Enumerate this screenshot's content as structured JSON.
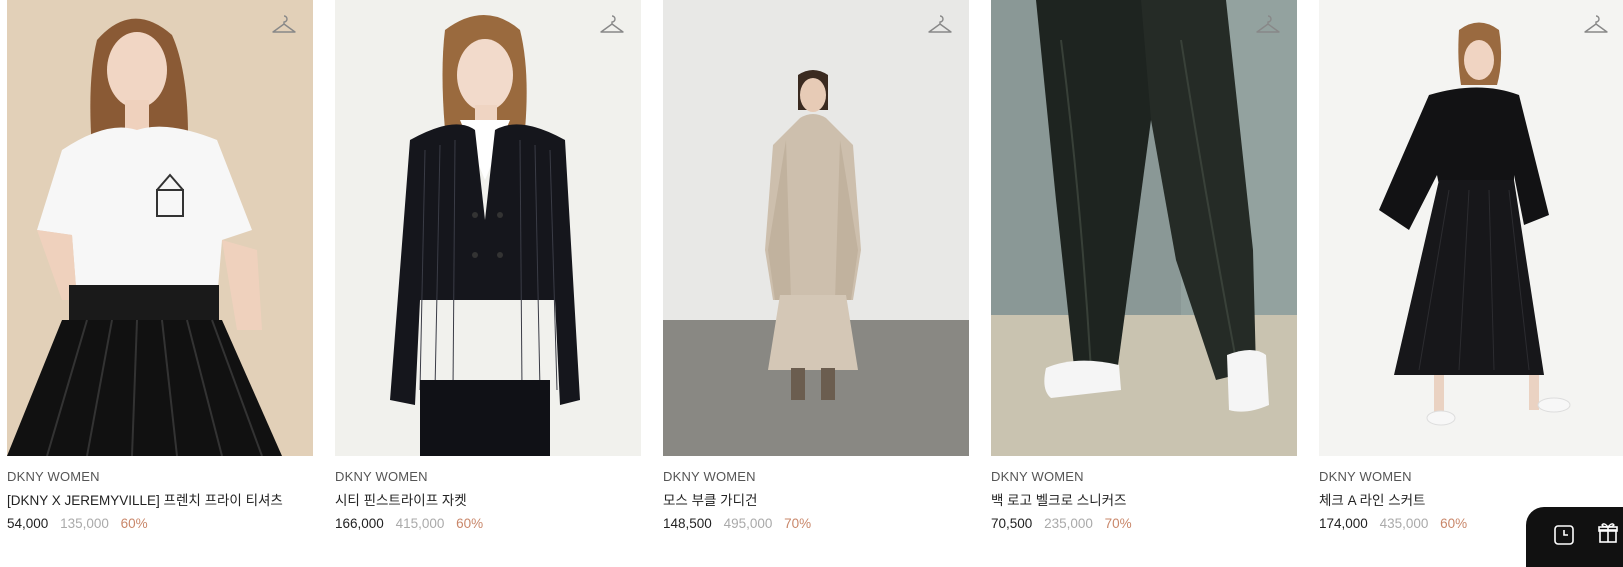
{
  "products": [
    {
      "brand": "DKNY WOMEN",
      "name": "[DKNY X JEREMYVILLE] 프렌치 프라이 티셔츠",
      "price": "54,000",
      "original_price": "135,000",
      "discount": "60%"
    },
    {
      "brand": "DKNY WOMEN",
      "name": "시티 핀스트라이프 자켓",
      "price": "166,000",
      "original_price": "415,000",
      "discount": "60%"
    },
    {
      "brand": "DKNY WOMEN",
      "name": "모스 부클 가디건",
      "price": "148,500",
      "original_price": "495,000",
      "discount": "70%"
    },
    {
      "brand": "DKNY WOMEN",
      "name": "백 로고 벨크로 스니커즈",
      "price": "70,500",
      "original_price": "235,000",
      "discount": "70%"
    },
    {
      "brand": "DKNY WOMEN",
      "name": "체크 A 라인 스커트",
      "price": "174,000",
      "original_price": "435,000",
      "discount": "60%"
    }
  ],
  "icons": {
    "wishlist": "hanger-icon",
    "recent": "clock-icon",
    "gift": "gift-icon"
  },
  "colors": {
    "discount": "#c9876a",
    "original_price": "#aaaaaa",
    "floating_bar": "#111111"
  }
}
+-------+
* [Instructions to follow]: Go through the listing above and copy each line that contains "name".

* [Response]:
      "name": "[DKNY X JEREMYVILLE] 프렌치 프라이 티셔츠",
      "name": "시티 핀스트라이프 자켓",
      "name": "모스 부클 가디건",
      "name": "백 로고 벨크로 스니커즈",
      "name": "체크 A 라인 스커트",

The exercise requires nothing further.